(frequently called 'orthotics') are special shoe inserts which provide control of the mechanical functions of the foot and leg, or accommodate for bony prominences on the bottom of the foot. Often, a pair of orthoses
will be prescribed so that they will do both. Orthoses are custom made from plaster cast impressions taken from the feet. Once measurements of bone, joint and muscle function have been made, and a detailed examination
of how your foot functions while you walk, a prescription is written for each foot. This instructs the orthotic lab how to fabricate the orthoses so as to provide you with the desired correction to your foot function.
In general, orthotic devices, such as foot orthoses or glasses prescribed for visual problems, correct the functioning of the body part without correcting the underlying structural abnormality.
Orthoses are frequently
used in conjunction with other conservative (non-surgical) treatments, such as corticosteroid injections, self-administered home physical therapy, short-term analgesics of the aspirin class, and changes in shoewear.
The principle alternative to these treatments is frequently surgical.
Orthoses are used to alleviate pain and to establish or restore normal foot function. The occurrence of pain in the
feet can be due to numerous causes which can be treated with orthoses. Flat-footedness is a commonly occurring problem. It can cause increased traction on a band on the bottom of the foot, called the plantar fascia.
This can result in tearing of that band, and disabling pain. An orthosis can restrict the motions through the foot, diminishing the traction on the plantar fascia. In most cases, the orthoses, along with other
conservative treatments, will alleviate your pain. Similarly, problems such as bunions, pinched nerves, over-stressed tendons (resulting in tendinitis), bursitis, ankle instability (resulting from repeated ankle
sprains), deformities from inflammatory arthritis, can be treated effectively with orthoses.
Foot pain can result from the incorrect motion of bones and joints. These motions can cause some parts of the foot to
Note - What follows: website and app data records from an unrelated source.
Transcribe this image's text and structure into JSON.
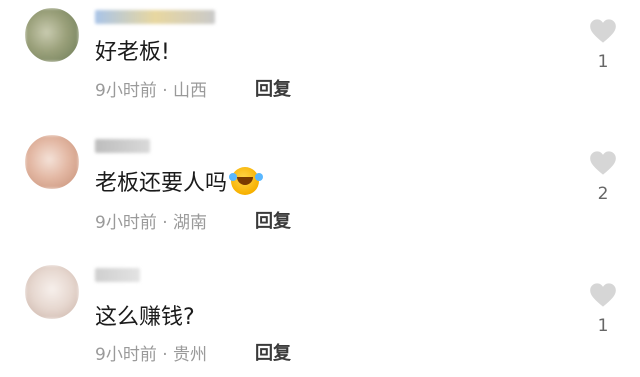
{
  "comments": [
    {
      "text": "好老板!",
      "time": "9小时前",
      "separator": "·",
      "location": "山西",
      "reply_label": "回复",
      "likes": "1",
      "avatar_colors": [
        "#9aa07a",
        "#6a7a55",
        "#c9cbb0"
      ]
    },
    {
      "text": "老板还要人吗",
      "emoji": "rofl-emoji",
      "time": "9小时前",
      "separator": "·",
      "location": "湖南",
      "reply_label": "回复",
      "likes": "2",
      "avatar_colors": [
        "#e3b8a4",
        "#c58d73",
        "#f4e2d8"
      ]
    },
    {
      "text": "这么赚钱?",
      "time": "9小时前",
      "separator": "·",
      "location": "贵州",
      "reply_label": "回复",
      "likes": "1",
      "avatar_colors": [
        "#e6d7cf",
        "#c9b1a6",
        "#f7f0ec"
      ]
    }
  ],
  "icons": {
    "like": "heart-icon"
  },
  "colors": {
    "heart": "#d6d6d6",
    "meta_text": "#9a9a9a",
    "comment_text": "#1b1b1b"
  }
}
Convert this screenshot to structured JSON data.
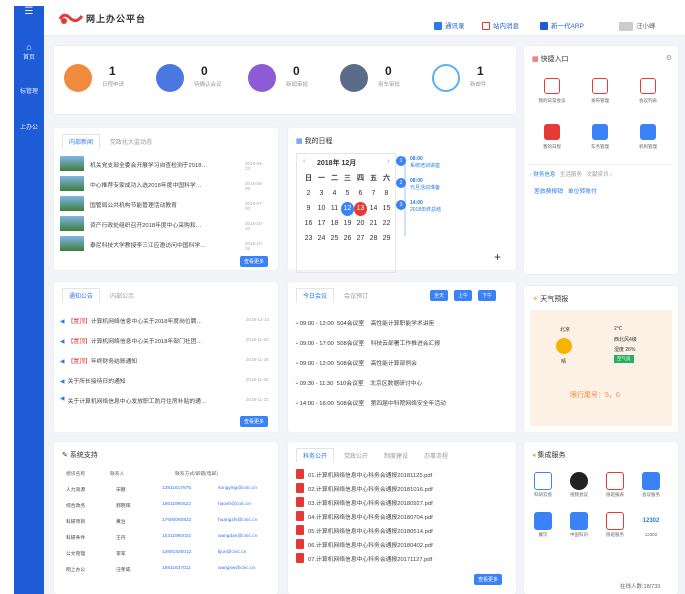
{
  "header": {
    "title": "网上办公平台",
    "links": [
      "通讯录",
      "站内消息",
      "新一代ARP"
    ],
    "user": "汪小峰"
  },
  "sidebar": {
    "items": [
      "首页",
      "标管理",
      "上办公"
    ]
  },
  "stats": [
    {
      "num": "1",
      "label": "日程申请",
      "color": "#f08a3c"
    },
    {
      "num": "0",
      "label": "待确认会议",
      "color": "#4a78e0"
    },
    {
      "num": "0",
      "label": "新闻审批",
      "color": "#8d5bd6"
    },
    {
      "num": "0",
      "label": "用车审批",
      "color": "#5a6c8a"
    },
    {
      "num": "1",
      "label": "新邮件",
      "color": "#5bb0f0"
    }
  ],
  "news": {
    "tabs": [
      "内部新闻",
      "党政化大监",
      "动态"
    ],
    "more": "查看更多",
    "items": [
      {
        "title": "机关党支部全委会开展学习自查检测于2018…",
        "date": "2018-04-23"
      },
      {
        "title": "中心推荐专家成功入选2018年度中国科学…",
        "date": "2018-06-05"
      },
      {
        "title": "国管局公共机构节能管理活动教育",
        "date": "2018-07-20"
      },
      {
        "title": "资产行政处组织召开2018年度中心采购和…",
        "date": "2018-10-10"
      },
      {
        "title": "泰尼科技大学教授李三江应邀访问中国科学…",
        "date": "2018-10-26"
      }
    ]
  },
  "schedule": {
    "title": "我的日程",
    "month": "2018年 12月",
    "weekdays": [
      "日",
      "一",
      "二",
      "三",
      "四",
      "五",
      "六"
    ],
    "days": [
      [
        "",
        "",
        "",
        "",
        "",
        "",
        ""
      ],
      [
        "2",
        "3",
        "4",
        "5",
        "6",
        "7",
        "8"
      ],
      [
        "9",
        "10",
        "11",
        "12",
        "13",
        "14",
        "15"
      ],
      [
        "16",
        "17",
        "18",
        "19",
        "20",
        "21",
        "22"
      ],
      [
        "23",
        "24",
        "25",
        "26",
        "27",
        "28",
        "29"
      ]
    ],
    "events": [
      {
        "no": "1",
        "time": "08:00",
        "text": "系统培训讲座"
      },
      {
        "no": "2",
        "time": "08:00",
        "text": "元旦活动准备"
      },
      {
        "no": "3",
        "time": "14:00",
        "text": "2018年终总结"
      }
    ]
  },
  "notices": {
    "tabs": [
      "通知公告",
      "内部公示"
    ],
    "more": "查看更多",
    "items": [
      {
        "tag": "【置顶】",
        "title": "计算机网络信息中心关于2018年度岗位聘…",
        "date": "2018-12-13"
      },
      {
        "tag": "【置顶】",
        "title": "计算机网络信息中心关于2018年部门社团…",
        "date": "2018-11-20"
      },
      {
        "tag": "【置顶】",
        "title": "年终财务结账通知",
        "date": "2018-11-26"
      },
      {
        "tag": "",
        "title": "关于所长接待日的通知",
        "date": "2018-11-26"
      },
      {
        "tag": "",
        "title": "关于计算机网络信息中心发放职工防月住房补贴的通…",
        "date": "2018-11-22"
      }
    ]
  },
  "meetings": {
    "tabs": [
      "今日会议",
      "会议预订"
    ],
    "btns": [
      "全天",
      "上午",
      "下午"
    ],
    "items": [
      {
        "time": "09:00 - 12:00",
        "room": "504会议室",
        "topic": "高性能计算职能学术讲座"
      },
      {
        "time": "09:00 - 17:00",
        "room": "508会议室",
        "topic": "科技云部署工作推进会汇报"
      },
      {
        "time": "09:00 - 12:00",
        "room": "508会议室",
        "topic": "高性能计算部例会"
      },
      {
        "time": "09:30 - 11:30",
        "room": "510会议室",
        "topic": "北京区数据研讨中心"
      },
      {
        "time": "14:00 - 16:00",
        "room": "508会议室",
        "topic": "第四届中科院网络安全年活动"
      }
    ]
  },
  "quick": {
    "title": "快捷入口",
    "items": [
      {
        "label": "我的日常会议",
        "color": "#e53935"
      },
      {
        "label": "发布管理",
        "color": "#e53935"
      },
      {
        "label": "会议列表",
        "color": "#e53935"
      },
      {
        "label": "我的日程",
        "color": "#e53935"
      },
      {
        "label": "车务管理",
        "color": "#3b82f6"
      },
      {
        "label": "机构管理",
        "color": "#3b82f6"
      }
    ],
    "subtabs": [
      "财务信息",
      "生活服务",
      "文献资讯"
    ],
    "links": [
      "差旅费报销",
      "单位转账付"
    ]
  },
  "weather": {
    "title": "天气预报",
    "city": "北京",
    "temp": "2℃",
    "wind": "西北风4级",
    "humidity": "湿度 26%",
    "aqi": "空气良",
    "desc": "晴",
    "limit": "限行尾号：5，0"
  },
  "support": {
    "title": "系统支持",
    "headers": [
      "模块名称",
      "联系人",
      "联系方式/邮箱(电邮)"
    ],
    "rows": [
      [
        "人力资源",
        "宋颖",
        "13811617975",
        "songying@cnic.cn"
      ],
      [
        "综合政务",
        "郝晓辉",
        "18611990522",
        "haoxh@cnic.cn"
      ],
      [
        "科研项目",
        "黄治",
        "17600060822",
        "huangzhi@cnic.cn"
      ],
      [
        "科研条件",
        "王丹",
        "15311980022",
        "wangdan@cnic.cn"
      ],
      [
        "公文管理",
        "李军",
        "13691830012",
        "lijun@cnic.cn"
      ],
      [
        "网上办公",
        "汪孝威",
        "18811637011",
        "wangxw@cnic.cn"
      ]
    ]
  },
  "docs": {
    "tabs": [
      "科务公开",
      "党政公开",
      "制度建设",
      "办事流程"
    ],
    "more": "查看更多",
    "items": [
      "01.计算机网络信息中心科务会通报20181125.pdf",
      "02.计算机网络信息中心科务会通报20181016.pdf",
      "03.计算机网络信息中心科务会通报20180927.pdf",
      "04.计算机网络信息中心科务会通报20180704.pdf",
      "05.计算机网络信息中心科务会通报20180514.pdf",
      "06.计算机网络信息中心科务会通报20180402.pdf",
      "07.计算机网络信息中心科务会通报20171127.pdf"
    ]
  },
  "services": {
    "title": "集成服务",
    "items": [
      {
        "label": "科研云盘",
        "color": "#3b82f6"
      },
      {
        "label": "视频会议",
        "color": "#222"
      },
      {
        "label": "值班报表",
        "color": "#e53935"
      },
      {
        "label": "会议服务",
        "color": "#3b82f6"
      },
      {
        "label": "餐饮",
        "color": "#3b82f6"
      },
      {
        "label": "中国科讯",
        "color": "#3b82f6"
      },
      {
        "label": "值班服务",
        "color": "#e53935"
      },
      {
        "label": "12302",
        "color": "#2a7be4"
      }
    ],
    "online": "在线人数:18/733"
  }
}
support more body weight than is normal. Some muscles may be forced to pull abnormally hard. Ligaments, tendons and other soft tissues become torn. Over time, this strain becomes a chronic injury, and results in pain
A specific type of orthosis, called a functional foot orthosis
is used to control the abnormal foot motion. This devices are rigid. Weight is carried more evenly on the foot. Soft tissues are relieved of strain. While orthoses will not reverse bone or joint changes, soft tissue healing can take place and pain is usually reduced or eliminated. Retrograde strain at the knees or hips may also be relieved.
Accommodative foot orthoses are used with foot problems where the goal of treatment is to redistribute body weight without affecting the mechanical function of bones, joints and muscles.
These devices are more soft and cushioning, and may be used to relieve stress at a bony prominence or open sore (ulcer) on the bottom of the foot. Examples of such use are diabetic or arthritic feet which have joint breakdown.
Benefits of orthotic treatment